Yes, you read that correctly. Water has replaced soda as America's favorite drink. According to Beverage Digest, a news, facts, and analysis publication company that covers the global drinks industry, Americans now consume more water than soda.


Instead of drinking 54 gallons of soda per year, Americans now drink an average of 44 gallons, a 17 percent decrease over the past 18 years. During the same time period, the average amount of water Americans drank increased. The annual water consumption in the U.S. is now about 58 gallons per year, a 38 percent rise since 1998.

So why the steady shift toward drinking more water and less soda? Several factors may be influencing America's new drink of choice, according to Beverage Digest. The recent passing of a "soda tax" by the Council of Philadelphia caught the attention of many Americans, as similar taxes have been approved for other "harmful substances" to discourage their use, such as alcohol and tobacco. Additionally, the city of New York recently banned the sale of large cups of soda by some local businesses.

Ultimately, however, doctors, health advocates, and even government officials have been blaming soda for contributing greatly to America's obesity epidemic, as well as its increase in diabetics, for years. During the 1980s, when soda surpassed all others to become America's beverage of choice, health officials launched a public finger-pointing campaign, bringing to light the health complications associated with excessive consumption of sugary soft drinks.

Then, in the early 1990s, America's love of soda slowly began to fade.

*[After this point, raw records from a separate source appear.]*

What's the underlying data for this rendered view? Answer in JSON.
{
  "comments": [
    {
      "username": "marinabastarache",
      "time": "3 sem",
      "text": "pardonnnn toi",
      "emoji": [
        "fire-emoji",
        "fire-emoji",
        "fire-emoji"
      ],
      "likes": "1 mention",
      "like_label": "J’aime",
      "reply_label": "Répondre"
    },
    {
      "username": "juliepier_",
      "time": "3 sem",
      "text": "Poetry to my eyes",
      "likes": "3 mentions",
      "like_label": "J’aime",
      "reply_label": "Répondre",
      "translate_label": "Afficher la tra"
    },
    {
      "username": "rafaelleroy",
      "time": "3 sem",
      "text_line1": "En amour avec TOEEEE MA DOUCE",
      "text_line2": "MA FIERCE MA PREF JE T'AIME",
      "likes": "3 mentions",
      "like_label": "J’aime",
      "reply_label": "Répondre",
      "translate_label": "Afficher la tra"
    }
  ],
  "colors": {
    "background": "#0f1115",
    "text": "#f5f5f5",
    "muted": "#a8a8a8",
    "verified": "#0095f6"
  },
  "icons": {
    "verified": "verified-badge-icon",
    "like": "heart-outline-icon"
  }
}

Continued health warnings about consuming soft drinks coupled with the emergence of single serve bottles of water meant two things: Americans were informed enough about the negative consequences of drinking too much soda, and they were presented with a new and convenient way to incorporate more water into their diets.

Until the early 1990s, water was primarily available via a kitchen tap only, or in some cases, large jugs for people who were having safety issues with their water supply. The new single serve bottles helped catapult water to its current status of America's favorite beverage, with bottled water consumption nearly doubling to 21 gallons per year since its debut in the 1990s.

In 2008, sales of bottled water finally surpassed sales of soda. Now, Kim Jeffery, the former CEO of Nestle Waters North America, is waiting for bottled water sales to surpass sales of juice, milk, and sports drinks.


Given the continued warnings about consuming sugary drinks or drinks that are laden with calories, Jeffrey feels that drinking bottled water will continue to grow in popularity. "For thousands of years, water was the beverage of choice for human beings. Now we're reverting back to that," he said.

So whether you drink your water from a single serve bottle (that you always remember to recycle, of course) of if you drink your water from a tap, one thing is for certain: not only are you healthier, but you're also #trendy.